Competing general contractors are sharing information more than ever before, especially about ways to keep workers safe during the pandemic. They are posting photos, best practices and toolbox talks on their websites and sharing ideas on webinars and conference calls to offer solutions that can benefit the industry.
This collaboration has been central to the industry’s quick reaction to keeping sites healthy and operational in an unprecedented and fast-changing situation, according to Mike Benike, executive vice president at Rochester, Minnesota-based Benike Construction.
“It’s amazing that only little more than a month ago many construction sites did not have anything different in place and now the procedures are completely different and continuing to change every day,” he said during a recent COVID-19 webinar sponsored by Destination Medical Center, a public-private economic initiative in Rochester, Minnesota, that is overseeing $5.6 billion of growth centered around the Mayo Clinic.
Panelist Troy Blizzard, vice president of operations at Mortenson, said he’s seen contractors in his Minneapolis market collaborate like never before.
“It’s absolutely been a theme of all this that we’re all in this together and we’ve got to share best practices, he said. “It’s all about ‘What are you doing and what have you seen to help business?’ in what is usually a very competitive environment.”
General contractors are working closely with owners, subs, and suppliers to stay abreast of the latest developments and find solutions to shared problems, Rosendin Vice President of Safety Marty Rouse told Construction Dive.
When the U.S. outbreak started, Rosendin worked with several other subs and construction companies to devise a set of safety protocols for job sites. The program, shaped by information from the National Electrical Contractors Association, includes guidelines for respirator usage, social distancing measures and what to expect from general contractors.
Rouse said a team approach to taking responsibility for fighting the epidemic on job sites is crucial.
“We’re all in this together.”
Associations promote collaboration
Associations have also filled a crucial role in promoting the collective good of the industry during the pandemic. For instance, within days of the coronavirus appearing in the U.S., safety staff at the Associated General Contractors of Washington State had prepared a toolbox talk with guidelines about how to keep workers and job sites safe.
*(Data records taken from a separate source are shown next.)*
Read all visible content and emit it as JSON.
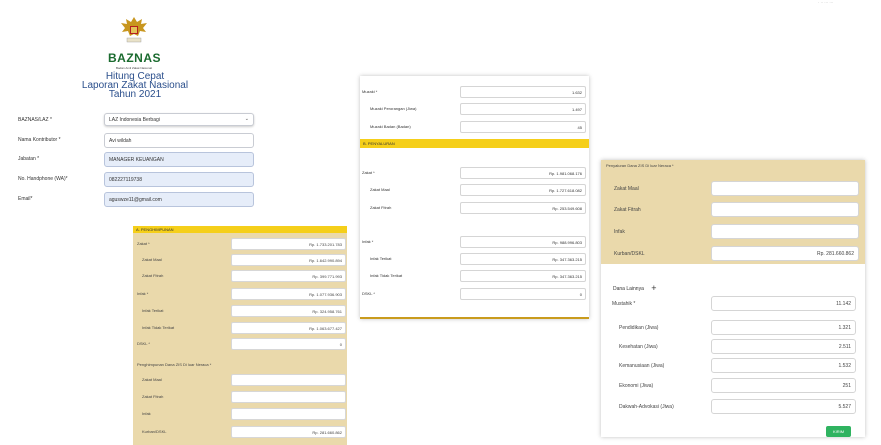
{
  "corner_text": "· ·· ··· ···",
  "header": {
    "logo_text": "BAZNAS",
    "logo_subtext": "Badan Amil Zakat Nasional",
    "title_line1": "Hitung Cepat",
    "title_line2": "Laporan Zakat Nasional",
    "title_line3": "Tahun 2021"
  },
  "form": {
    "baznas_laz": {
      "label": "BAZNAS/LAZ *",
      "value": "LAZ Indonesia Berbagi"
    },
    "kontributor": {
      "label": "Nama Kontributor *",
      "value": "Avi wildah"
    },
    "jabatan": {
      "label": "Jabatan *",
      "value": "MANAGER KEUANGAN"
    },
    "handphone": {
      "label": "No. Handphone (WA)*",
      "value": "082227119738"
    },
    "email": {
      "label": "Email*",
      "value": "aguswze11@gmail.com"
    }
  },
  "penghimpunan": {
    "header": "A. PENGHIMPUNAN",
    "rows": [
      {
        "label": "Zakat *",
        "value": "Rp. 1.733.201.783",
        "indent": false
      },
      {
        "label": "Zakat Maal",
        "value": "Rp. 1.642.990.894",
        "indent": true
      },
      {
        "label": "Zakat Fitrah",
        "value": "Rp. 399.771.993",
        "indent": true
      },
      {
        "label": "Infak *",
        "value": "Rp. 1.077.936.903",
        "indent": false
      },
      {
        "label": "Infak Terikat",
        "value": "Rp. 324.958.761",
        "indent": true
      },
      {
        "label": "Infak Tidak Terikat",
        "value": "Rp. 1.063.677.427",
        "indent": true
      },
      {
        "label": "DSKL *",
        "value": "0",
        "indent": false
      }
    ],
    "neraca_title": "Penghimpunan Dana ZIS Di luar Neraca *",
    "neraca_rows": [
      {
        "label": "Zakat Maal",
        "value": ""
      },
      {
        "label": "Zakat Fitrah",
        "value": ""
      },
      {
        "label": "Infak",
        "value": ""
      },
      {
        "label": "Kurban/DSKL",
        "value": "Rp. 281.660.862"
      }
    ]
  },
  "middle": {
    "top_rows": [
      {
        "label": "Muzaki *",
        "value": "1.632"
      },
      {
        "label": "Muzaki Perorangan (Jiwa)",
        "value": "1.497"
      },
      {
        "label": "Muzaki Badan (Badan)",
        "value": "45"
      }
    ],
    "penyaluran_header": "B. PENYALURAN",
    "zakat_rows": [
      {
        "label": "Zakat *",
        "value": "Rp. 1.981.068.176"
      },
      {
        "label": "Zakat Maal",
        "value": "Rp. 1.727.618.082"
      },
      {
        "label": "Zakat Fitrah",
        "value": "Rp. 253.549.608"
      }
    ],
    "infak_rows": [
      {
        "label": "Infak *",
        "value": "Rp. 988.996.803"
      },
      {
        "label": "Infak Terikat",
        "value": "Rp. 347.363.215"
      },
      {
        "label": "Infak Tidak Terikat",
        "value": "Rp. 347.363.215"
      },
      {
        "label": "DSKL *",
        "value": "0"
      }
    ]
  },
  "right": {
    "neraca_title": "Penyaluran Dana ZIS Di luar Neraca *",
    "neraca_rows": [
      {
        "label": "Zakat Maal",
        "value": ""
      },
      {
        "label": "Zakat Fitrah",
        "value": ""
      },
      {
        "label": "Infak",
        "value": ""
      },
      {
        "label": "Kurban/DSKL",
        "value": "Rp. 281.660.862"
      }
    ],
    "dana_lainnya_label": "Dana Lainnya",
    "plus_symbol": "+",
    "mustahik_rows": [
      {
        "label": "Mustahik *",
        "value": "11.142"
      },
      {
        "label": "Pendidikan (Jiwa)",
        "value": "1.321"
      },
      {
        "label": "Kesehatan (Jiwa)",
        "value": "2.511"
      },
      {
        "label": "Kemanusiaan (Jiwa)",
        "value": "1.532"
      },
      {
        "label": "Ekonomi (Jiwa)",
        "value": "251"
      },
      {
        "label": "Dakwah-Advokasi (Jiwa)",
        "value": "5.527"
      }
    ],
    "submit_label": "KIRIM"
  },
  "colors": {
    "section_header": "#f5cf1a",
    "tan_bg": "#ead9ab",
    "submit_green": "#2fb360",
    "logo_green": "#1b6b2f",
    "title_blue": "#2b4f8c"
  }
}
After cases started appearing in New York state, the AGC chapter there quickly developed a three-part webinar series to help prepare its members for what was to come.